A 1995 decision by Plow Creek Fellowship led to a significant change in the social ecosystem that PCF operates in today.

From 1971 to 1995 the only way to be a member at Plow Creek was to be communal, to be part of the common treasury and communal decision-making. In 1995 the group decided to make it possible for people to join Plow Creek Mennonite Church without joining the communal group, Plow Creek Fellowship.

Starting in 1997 younger families began to join the church without joining the fellowship. By 2005 half were members of the church without being members of the fellowship and half were members of both. Most of the new church members lived on the farm, renting from the fellowship.

As you can see the ecosystem the fellowship operates in has shifted significantly.

The demographics of the fellowship have also shifted. By 2005 the youngest member was in her late 40’s and the oldest in her early 80’s.

In the early 2000s the fellowship began talking about attracting the next generation. In 2005 the fellowship affirmed a plan to launch a three-month to one-year internship in communal living. In a break from past tradition the group affirmed interns participating in members meeting through out the internship. Previously people interested in joining PCF attended members meeting only in the final stage of becoming members--we called these folks sharing neighbors--and they they simply observed the decision-making. Only member actually affirmed decisions as part of the members meeting.

In the summer of 2006 interns began attending meetings for the first time. At the same time several of the younger families who were part of the church expresses an interest in becoming sharing neighbors.

The ecosystem had shifted. Now we had folks who had lived on the farm for one to five years wanting to explore becoming part of the community.

When the ecosystem of an organization shifts sufficiently it creates anxiety within the organization, making it difficult for the organization to build healthy, shifting relationships with a changing environment.

Difficult but not impossible.

An organization with a strong sense of its own treasure can shift within its ecosystem without feeling that the treasure of the organization is going to given away in the change.

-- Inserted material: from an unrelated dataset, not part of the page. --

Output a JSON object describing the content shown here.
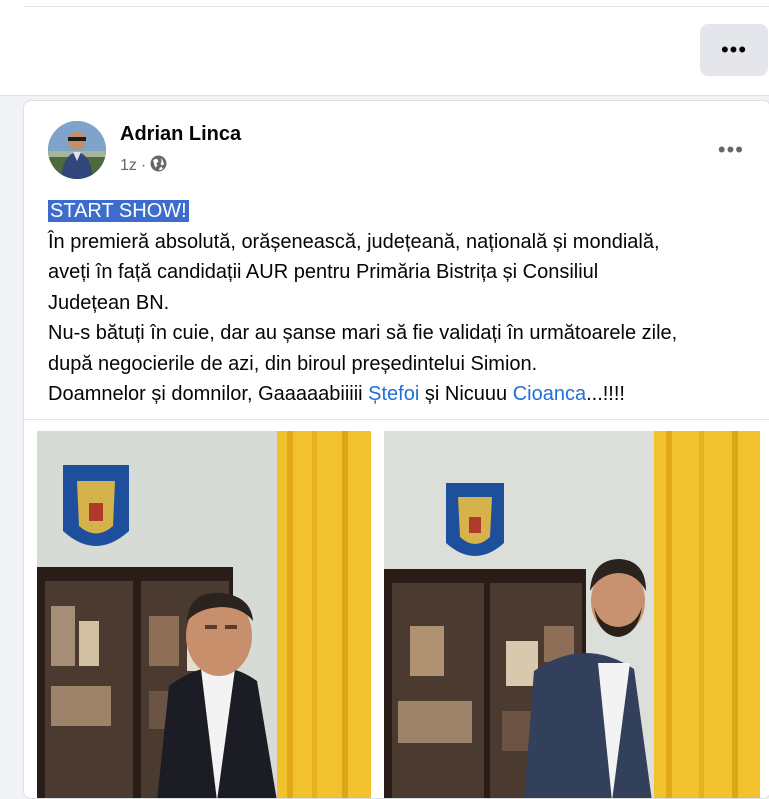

Next time I’ll explore how Evergreen Leaders treasure path made it possible for me to propose a change in our decision-making pattern that addressed both the shift in the fellowship’s ecosystem and the need for a change to create a smart and friendly decision-making system.